For Hirschman, it is the principle of the Hiding Hand that accounts for such behaviour. Hirschman observed various cases of projects being started that in hindsight looked unrealistic, over-ambitious, and dilettantish. He argues that if the project planners had known in advance all the difficulties and troubles lying in store, they probably would never have touched it. But why did they? Why do some people – especially entrepreneurs, planners, politicians – take on tasks that seem near impossible, that carry high risks and huge costs of failure? That is where the principle of the Hiding Hand comes in. Hirschman writes: “Creativity always comes as a surprise to us; therefore we can never count on it and we dare not believe in it until it has happened. In other words, we would not consciously engage upon tasks whose success clearly requires that creativity be forthcoming. Hence, the only way in which we can bring our creative resources fully into play is by misjudging the nature of the task, by presenting it to ourselves as more routine, simple, undemanding of genuine creativity than it will turn out to be.”
For Hirschman, by necessarily underestimating our creativity or resourcefulness ex ante, we may well underestimate to a roughly similar extent the difficulties of the tasks itself. In a way, we trick ourselves “by these two offsetting underestimates into undertaking tasks which we can, but otherwise would not dare, tackle.”
Two Offsetting Underestimations
This is a key for understanding Berlin´s approach to cultural policy: let´s kick off a process towards some desired goal without fully knowing how to achieve it or all intermediary steps and the consequences involved. We may know some aspects, be more certain about one facet or another, and we may even believe in the budget plans put forth, but we are engaging in a rather similar double underestimation.
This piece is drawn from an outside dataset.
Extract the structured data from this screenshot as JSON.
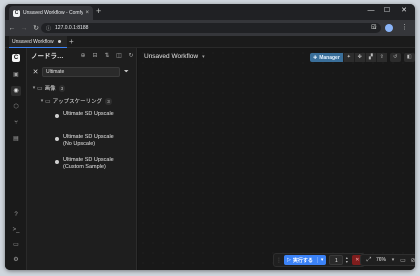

In other words, the political constellation in Berlin makes it possible for decision-makers to let themselves be tricked by two offsetting underestimations: first, that it can be done within our means and in known ways, and, second, that it is not that difficult after all and can be achieved if only we are good at what we do. The dual independence of Berlin´s cultural budget from market considerations and the ballot box (as it is ultimately the federal level that pays!), gives them immense freedom to let themselves be tricked. No dominant stakeholder keeps ambitions in check – and this is the source of their true resourcefulness and innovative potential.
Could it be that some, or perhaps many, of the proud achievements of Berlin culture were of this variety: taking on seemingly impossible tasks but believing they are achievable, while assuming that we have what it takes? Hirschman would argue that the Hiding Hand facilities this approach, which is little less than forcing projects to threaten to fail initially – a potential failure that is precisely what makes them succeed in the end.
However, Hirschman would not have smiled for long: the largely forgiving Hiding Hand principle has an evil twin: the Malfeasant Hand. This refers to when the decision-makers pushing a project know the truth, but let others be tricked at their expense. Could it be that Berlin´s cultural policy, assured of the Federal Government as lender of last resort, is less a matter of genuine creativity and at times also a game of brinkmanship?